WORK REQUEST: Search term "your": copy each line of the records that contains it.

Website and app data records
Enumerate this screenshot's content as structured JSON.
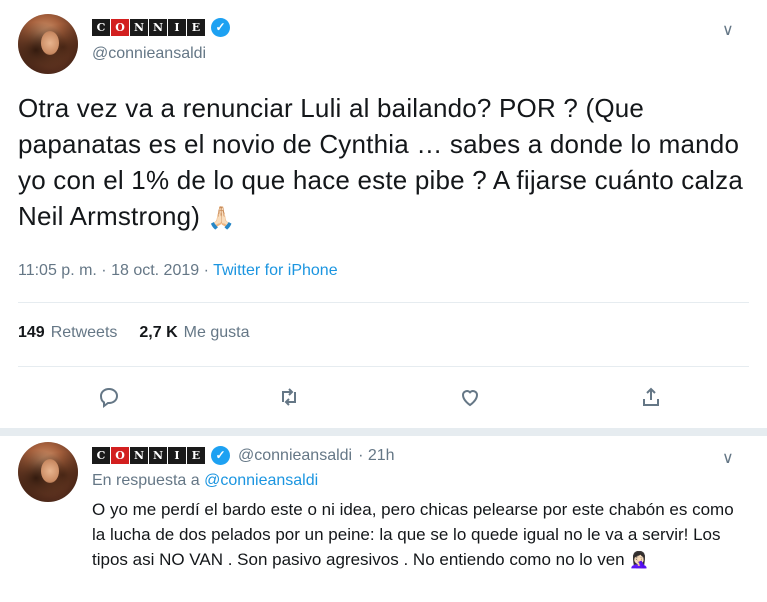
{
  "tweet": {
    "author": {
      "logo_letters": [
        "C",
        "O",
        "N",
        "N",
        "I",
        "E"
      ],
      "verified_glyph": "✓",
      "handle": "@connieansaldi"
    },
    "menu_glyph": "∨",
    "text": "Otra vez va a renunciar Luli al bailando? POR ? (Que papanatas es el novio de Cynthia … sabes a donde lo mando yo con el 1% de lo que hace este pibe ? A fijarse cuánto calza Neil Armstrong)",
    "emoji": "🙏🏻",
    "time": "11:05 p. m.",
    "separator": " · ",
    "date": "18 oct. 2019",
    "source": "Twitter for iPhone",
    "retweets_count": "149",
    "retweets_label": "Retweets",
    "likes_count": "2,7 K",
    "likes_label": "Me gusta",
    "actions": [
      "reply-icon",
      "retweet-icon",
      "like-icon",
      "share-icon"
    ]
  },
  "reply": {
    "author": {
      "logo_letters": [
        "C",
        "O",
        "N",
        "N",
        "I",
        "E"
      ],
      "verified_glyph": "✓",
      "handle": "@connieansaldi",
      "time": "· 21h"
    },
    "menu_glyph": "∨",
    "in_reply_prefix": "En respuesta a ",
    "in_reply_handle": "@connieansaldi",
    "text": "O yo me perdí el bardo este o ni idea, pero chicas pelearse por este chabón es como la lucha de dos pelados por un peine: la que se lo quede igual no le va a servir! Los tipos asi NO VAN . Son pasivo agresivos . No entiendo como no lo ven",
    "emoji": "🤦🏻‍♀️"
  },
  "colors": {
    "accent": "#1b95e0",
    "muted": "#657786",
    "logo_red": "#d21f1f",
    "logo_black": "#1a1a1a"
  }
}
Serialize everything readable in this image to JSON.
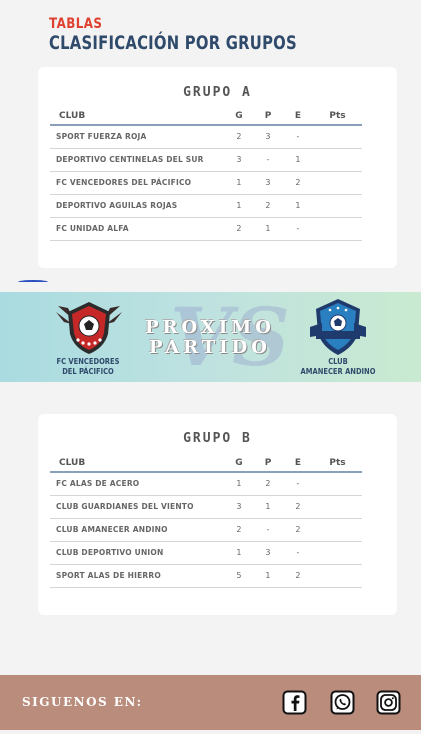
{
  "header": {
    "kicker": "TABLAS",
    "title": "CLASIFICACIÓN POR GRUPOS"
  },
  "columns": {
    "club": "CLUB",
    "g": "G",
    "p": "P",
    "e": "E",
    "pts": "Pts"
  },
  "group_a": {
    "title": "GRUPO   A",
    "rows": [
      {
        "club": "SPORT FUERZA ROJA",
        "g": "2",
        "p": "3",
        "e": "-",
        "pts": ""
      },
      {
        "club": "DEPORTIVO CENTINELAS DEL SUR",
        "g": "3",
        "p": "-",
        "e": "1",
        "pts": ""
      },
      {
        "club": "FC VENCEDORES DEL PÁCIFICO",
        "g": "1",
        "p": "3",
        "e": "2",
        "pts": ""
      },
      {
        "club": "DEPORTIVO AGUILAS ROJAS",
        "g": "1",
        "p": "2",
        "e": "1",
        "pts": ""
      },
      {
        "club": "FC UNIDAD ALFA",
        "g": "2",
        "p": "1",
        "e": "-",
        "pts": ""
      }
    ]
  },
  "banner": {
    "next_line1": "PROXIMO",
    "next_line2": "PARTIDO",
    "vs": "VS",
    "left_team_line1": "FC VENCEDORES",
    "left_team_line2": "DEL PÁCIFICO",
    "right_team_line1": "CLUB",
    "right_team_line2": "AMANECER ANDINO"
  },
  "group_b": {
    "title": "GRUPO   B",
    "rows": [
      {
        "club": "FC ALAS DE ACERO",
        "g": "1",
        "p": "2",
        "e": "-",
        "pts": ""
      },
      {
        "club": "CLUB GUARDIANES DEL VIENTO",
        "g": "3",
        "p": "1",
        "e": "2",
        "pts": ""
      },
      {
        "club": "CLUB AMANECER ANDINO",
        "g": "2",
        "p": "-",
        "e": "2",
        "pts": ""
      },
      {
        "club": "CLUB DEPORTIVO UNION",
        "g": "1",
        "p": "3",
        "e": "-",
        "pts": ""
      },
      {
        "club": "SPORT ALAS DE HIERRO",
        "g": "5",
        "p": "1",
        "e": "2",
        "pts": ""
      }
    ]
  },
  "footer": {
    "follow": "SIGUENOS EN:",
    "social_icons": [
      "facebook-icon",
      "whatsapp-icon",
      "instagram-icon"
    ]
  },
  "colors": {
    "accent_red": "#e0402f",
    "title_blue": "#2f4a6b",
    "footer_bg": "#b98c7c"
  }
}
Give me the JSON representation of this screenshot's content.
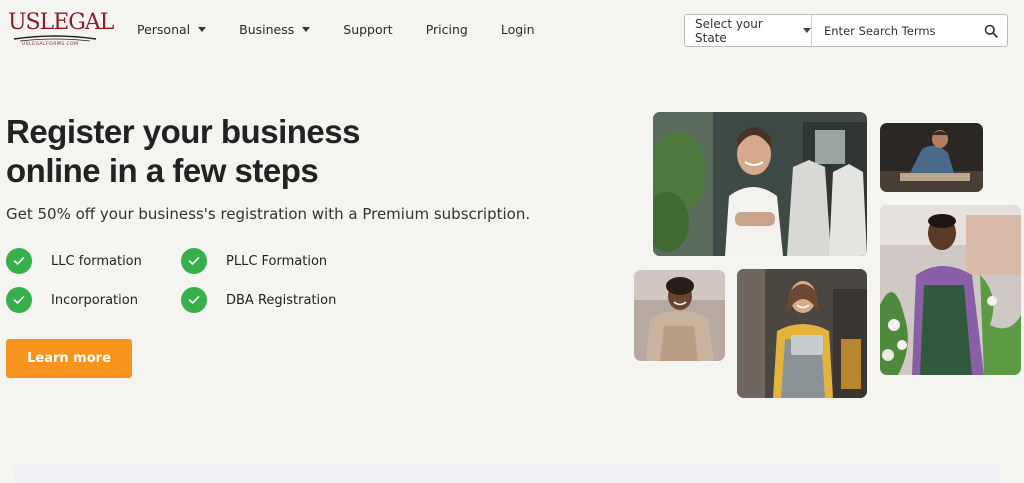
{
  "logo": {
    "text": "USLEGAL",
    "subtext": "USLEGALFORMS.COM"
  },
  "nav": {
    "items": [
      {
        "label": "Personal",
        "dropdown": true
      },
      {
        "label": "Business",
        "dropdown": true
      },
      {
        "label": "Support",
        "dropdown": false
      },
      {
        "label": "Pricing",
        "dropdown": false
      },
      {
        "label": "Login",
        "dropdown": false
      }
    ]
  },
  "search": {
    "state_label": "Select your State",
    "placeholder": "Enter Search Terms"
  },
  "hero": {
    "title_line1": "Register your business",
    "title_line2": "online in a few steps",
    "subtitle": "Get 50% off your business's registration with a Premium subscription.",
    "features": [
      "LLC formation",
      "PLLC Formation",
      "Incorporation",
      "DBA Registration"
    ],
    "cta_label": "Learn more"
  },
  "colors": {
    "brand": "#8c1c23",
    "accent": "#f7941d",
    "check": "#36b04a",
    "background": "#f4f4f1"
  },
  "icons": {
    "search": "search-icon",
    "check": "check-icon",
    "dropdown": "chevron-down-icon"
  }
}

ANSWER TO THIS TASK:
    "state_label": "Select your State",
    "title_line1": "Register your business",
    "subtitle": "Get 50% off your business's registration with a Premium subscription.",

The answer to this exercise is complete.